DIRECTIONS:
I'd like the entries repeated exactly, pictures omitted.
[[ MATERIAL SHOWN, beginning ]]
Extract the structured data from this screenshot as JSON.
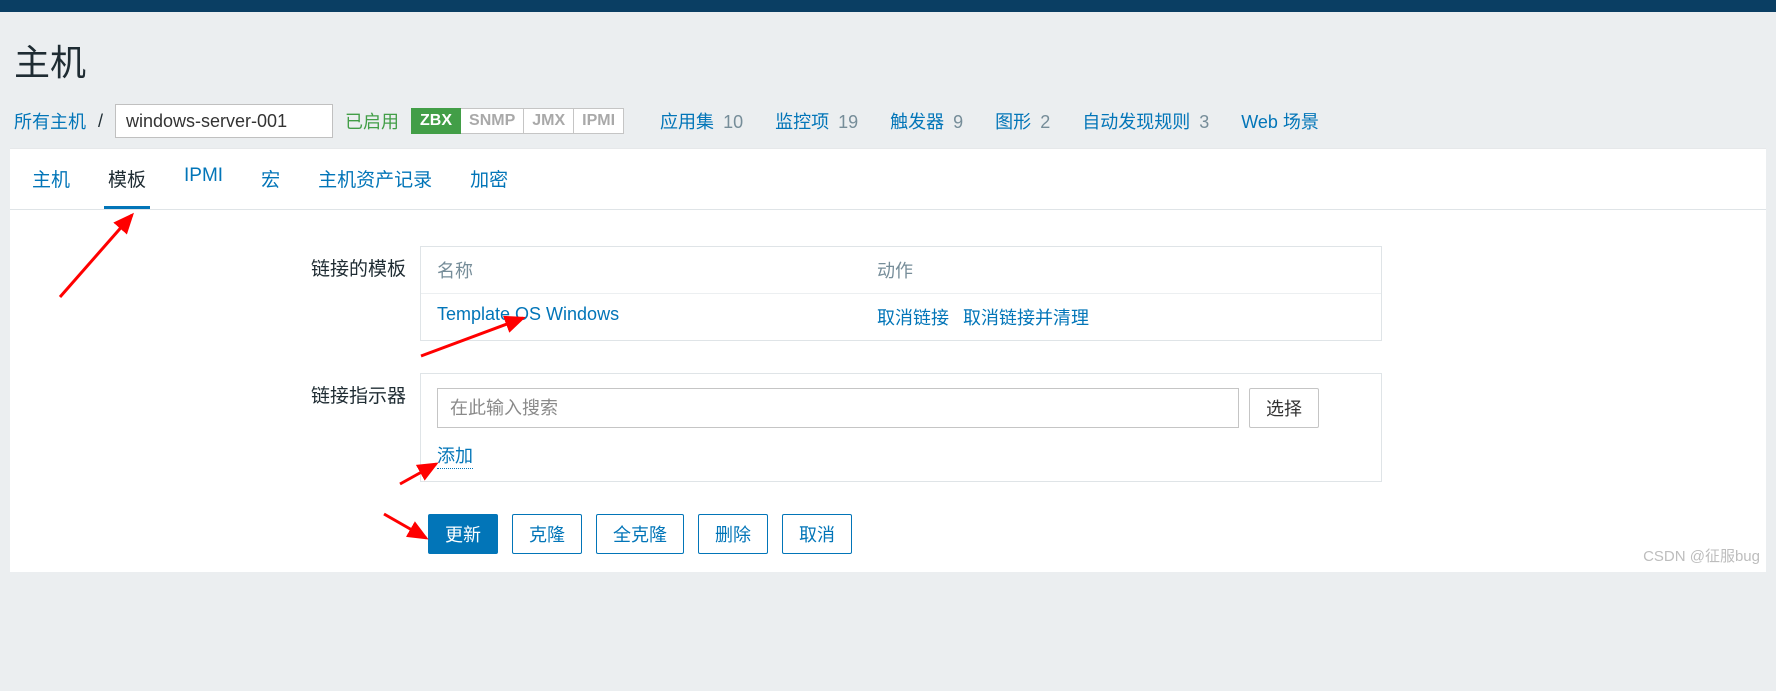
{
  "page": {
    "title": "主机"
  },
  "breadcrumb": {
    "all_hosts": "所有主机",
    "sep": "/",
    "host_name": "windows-server-001",
    "status": "已启用"
  },
  "badges": {
    "zbx": "ZBX",
    "snmp": "SNMP",
    "jmx": "JMX",
    "ipmi": "IPMI"
  },
  "stats": {
    "apps_label": "应用集",
    "apps_count": "10",
    "items_label": "监控项",
    "items_count": "19",
    "triggers_label": "触发器",
    "triggers_count": "9",
    "graphs_label": "图形",
    "graphs_count": "2",
    "discovery_label": "自动发现规则",
    "discovery_count": "3",
    "web_label": "Web 场景"
  },
  "tabs": {
    "host": "主机",
    "templates": "模板",
    "ipmi": "IPMI",
    "macros": "宏",
    "inventory": "主机资产记录",
    "encryption": "加密"
  },
  "linked_templates": {
    "label": "链接的模板",
    "col_name": "名称",
    "col_action": "动作",
    "rows": [
      {
        "name": "Template OS Windows",
        "unlink": "取消链接",
        "unlink_clear": "取消链接并清理"
      }
    ]
  },
  "link_new": {
    "label": "链接指示器",
    "placeholder": "在此输入搜索",
    "select": "选择",
    "add": "添加"
  },
  "buttons": {
    "update": "更新",
    "clone": "克隆",
    "full_clone": "全克隆",
    "delete": "删除",
    "cancel": "取消"
  },
  "watermark": "CSDN @征服bug"
}
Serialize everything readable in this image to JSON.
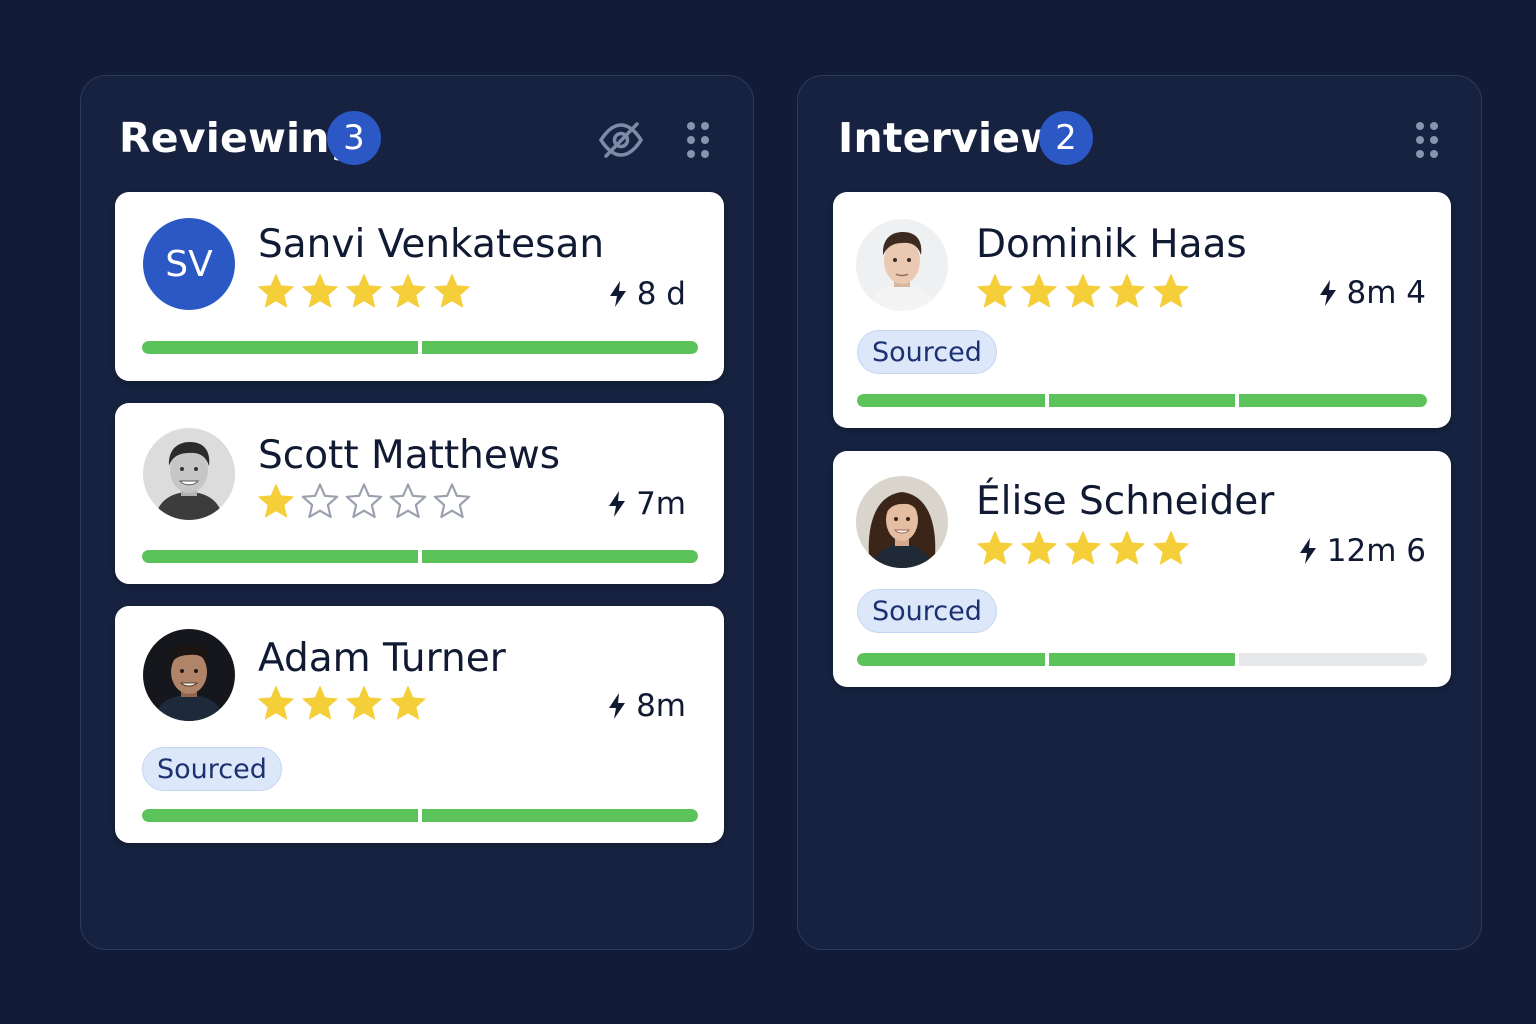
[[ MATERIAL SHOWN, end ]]
OUTPUT FOR THIS TASK:
Extract the structured data from this screenshot as JSON.
{
  "page": {
    "title": "主机"
  },
  "breadcrumb": {
    "all_hosts": "所有主机",
    "sep": "/",
    "host_name": "windows-server-001",
    "status": "已启用"
  },
  "badges": {
    "zbx": "ZBX",
    "snmp": "SNMP",
    "jmx": "JMX",
    "ipmi": "IPMI"
  },
  "stats": {
    "apps_label": "应用集",
    "apps_count": "10",
    "items_label": "监控项",
    "items_count": "19",
    "triggers_label": "触发器",
    "triggers_count": "9",
    "graphs_label": "图形",
    "graphs_count": "2",
    "discovery_label": "自动发现规则",
    "discovery_count": "3",
    "web_label": "Web 场景"
  },
  "tabs": {
    "host": "主机",
    "templates": "模板",
    "ipmi": "IPMI",
    "macros": "宏",
    "inventory": "主机资产记录",
    "encryption": "加密"
  },
  "linked_templates": {
    "label": "链接的模板",
    "col_name": "名称",
    "col_action": "动作",
    "rows": [
      {
        "name": "Template OS Windows",
        "unlink": "取消链接",
        "unlink_clear": "取消链接并清理"
      }
    ]
  },
  "link_new": {
    "label": "链接指示器",
    "placeholder": "在此输入搜索",
    "select": "选择",
    "add": "添加"
  },
  "buttons": {
    "update": "更新",
    "clone": "克隆",
    "full_clone": "全克隆",
    "delete": "删除",
    "cancel": "取消"
  },
  "watermark": "CSDN @征服bug"
}
Serialize everything readable in this image to JSON.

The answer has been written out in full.